A MAN has told an inquest how he frantically tried to keep hold of his brother as they were swept out to sea by a strong wave.

Mohammed Valley and his brother Umor had been swimming off the beach of opposite the LTI Beach Club resort at Agadir, Morocco, where they were staying, when they got into difficulties.

Mohammed was rescued by lifeguards but when 20-year-old university student Umor was pulled from the water he was unconscious and died.

At the request of Mr Valley's family an inquest was held in Bolton without them being present and their statements were read by acting senior coroner Alan Walsh.

The court heard how the Valley brothers and their cousins were among a group of 14 family members who flew out to Adagir for a holiday on February 15.

Mr Walsh was told that they spent time enjoying the hotel's facilities and each day Mohammed and Umor, would go for a dip in the sea, but would not venture far because they were not strong swimmers.

At around noon on February 18 they went down to the sea.

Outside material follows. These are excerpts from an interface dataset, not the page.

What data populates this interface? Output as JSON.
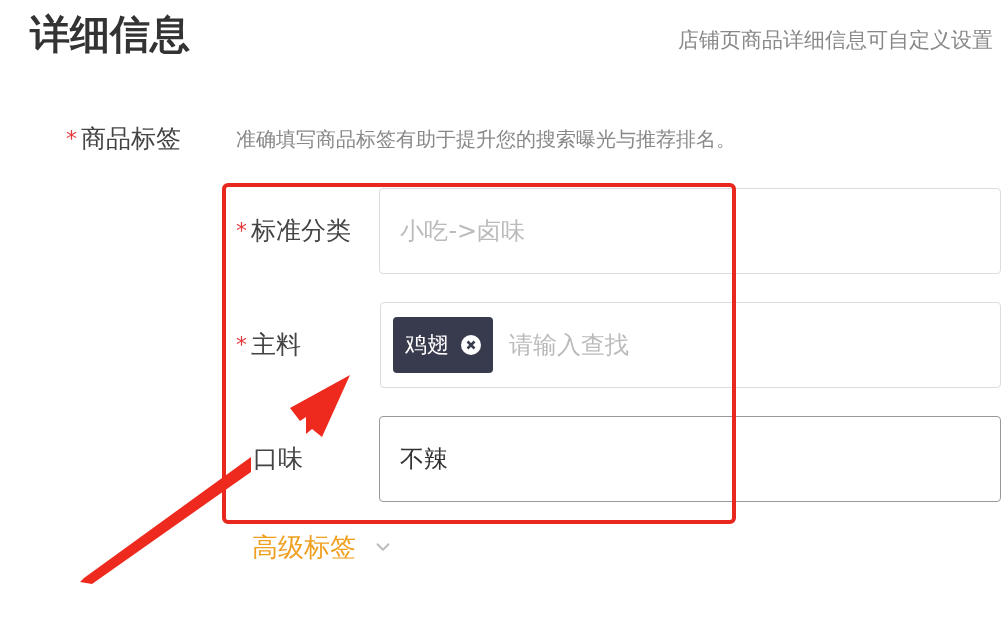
{
  "title": "详细信息",
  "subtitle": "店铺页商品详细信息可自定义设置",
  "required_mark": "*",
  "tags_field": {
    "label": "商品标签",
    "required": true,
    "hint": "准确填写商品标签有助于提升您的搜索曝光与推荐排名。"
  },
  "fields": [
    {
      "label": "标准分类",
      "required": true,
      "kind": "text",
      "placeholder": "小吃->卤味"
    },
    {
      "label": "主料",
      "required": true,
      "kind": "tags",
      "tags": [
        "鸡翅"
      ],
      "placeholder": "请输入查找"
    },
    {
      "label": "口味",
      "required": false,
      "kind": "text",
      "value": "不辣"
    }
  ],
  "advanced_toggle": {
    "label": "高级标签",
    "expanded": false
  }
}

Reading Mohammed's statement, Mr Walsh said: "At first the depth was only knee deep and then waist deep and then suddenly the waves and current seemed much stronger than normal and before they realised, both Umor and himself became separated.

"He could see Umor struggling because of the waves and the current.

"Mohammed swam towards him and he remembers grabbing hold of him, but then, sadly, the current seemed to pull them apart.."

By the time lifeguards were able to reach Umor he had drowned and attempts to resuscitate him failed.

Mohammed stated: "This was nothing more than a tragic accident. It had been joyful family holiday which ended with this tragic incident."

Umor, of Belmont Road, Bolton, was described as "kind, happy and full of life" by his father, Dilaver Valley.

He had been studying quantity surveying at Salford University and worked for a kitchen company in Preston at weekends.

Mr Walsh recorded a conclusion of accidental death.

He said: "They became tangled in the current and the strong waves which seemed to be sudden and unexpected.

"In spite of Mohammed's attempts to hold onto his brother they became separated."

He added: "Umor was someone who, in the words of his father, was very popular, very bright and intelligent and had the whole of his life in front of him.

"It is immensely sad and a grave tragedy that he should then die in these circumstances, particularly when he was very mindful of the dangers of the sea.

"It is an enormous tragedy and my heartfelt condolences and sympathies go to his family.

"It is quite clear to me that he was brought up in a loving, caring family and turned out to be that loving, caring son that you would be very proud to have as your son."